The full set of records needs to be retyped exactly.
★ ★ ★ ★ ★ ★ ★
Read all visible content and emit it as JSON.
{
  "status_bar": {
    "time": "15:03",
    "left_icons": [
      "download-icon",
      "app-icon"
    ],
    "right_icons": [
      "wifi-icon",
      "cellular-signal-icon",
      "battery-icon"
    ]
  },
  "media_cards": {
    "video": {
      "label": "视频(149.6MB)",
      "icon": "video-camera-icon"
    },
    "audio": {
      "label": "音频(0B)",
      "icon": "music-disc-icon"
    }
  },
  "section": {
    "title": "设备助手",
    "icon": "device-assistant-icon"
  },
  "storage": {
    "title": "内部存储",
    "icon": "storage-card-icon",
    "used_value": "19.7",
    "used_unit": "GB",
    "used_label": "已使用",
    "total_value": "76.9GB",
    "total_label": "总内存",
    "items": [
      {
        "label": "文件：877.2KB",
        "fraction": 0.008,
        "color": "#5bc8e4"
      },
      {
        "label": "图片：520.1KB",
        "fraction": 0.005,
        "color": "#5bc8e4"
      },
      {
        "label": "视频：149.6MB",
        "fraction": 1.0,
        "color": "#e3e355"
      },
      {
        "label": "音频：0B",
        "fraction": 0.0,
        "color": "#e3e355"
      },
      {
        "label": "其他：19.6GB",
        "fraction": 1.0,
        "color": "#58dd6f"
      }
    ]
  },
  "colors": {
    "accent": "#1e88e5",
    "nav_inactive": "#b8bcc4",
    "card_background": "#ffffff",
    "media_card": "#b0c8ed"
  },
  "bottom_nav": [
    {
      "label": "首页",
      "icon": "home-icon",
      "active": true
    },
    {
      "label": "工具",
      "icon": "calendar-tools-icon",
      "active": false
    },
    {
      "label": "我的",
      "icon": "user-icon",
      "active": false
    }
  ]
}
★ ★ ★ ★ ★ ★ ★
ANSWER BOX
Read all visible content and emit it as JSON.
{
  "status_bar": {
    "time": "15:03",
    "left_icons": [
      "download-icon",
      "app-icon"
    ],
    "right_icons": [
      "wifi-icon",
      "cellular-signal-icon",
      "battery-icon"
    ]
  },
  "media_cards": {
    "video": {
      "label": "视频(149.6MB)",
      "icon": "video-camera-icon"
    },
    "audio": {
      "label": "音频(0B)",
      "icon": "music-disc-icon"
    }
  },
  "section": {
    "title": "设备助手",
    "icon": "device-assistant-icon"
  },
  "storage": {
    "title": "内部存储",
    "icon": "storage-card-icon",
    "used_value": "19.7",
    "used_unit": "GB",
    "used_label": "已使用",
    "total_value": "76.9GB",
    "total_label": "总内存",
    "items": [
      {
        "label": "文件：877.2KB",
        "fraction": 0.008,
        "color": "#5bc8e4"
      },
      {
        "label": "图片：520.1KB",
        "fraction": 0.005,
        "color": "#5bc8e4"
      },
      {
        "label": "视频：149.6MB",
        "fraction": 1.0,
        "color": "#e3e355"
      },
      {
        "label": "音频：0B",
        "fraction": 0.0,
        "color": "#e3e355"
      },
      {
        "label": "其他：19.6GB",
        "fraction": 1.0,
        "color": "#58dd6f"
      }
    ]
  },
  "colors": {
    "accent": "#1e88e5",
    "nav_inactive": "#b8bcc4",
    "card_background": "#ffffff",
    "media_card": "#b0c8ed"
  },
  "bottom_nav": [
    {
      "label": "首页",
      "icon": "home-icon",
      "active": true
    },
    {
      "label": "工具",
      "icon": "calendar-tools-icon",
      "active": false
    },
    {
      "label": "我的",
      "icon": "user-icon",
      "active": false
    }
  ]
}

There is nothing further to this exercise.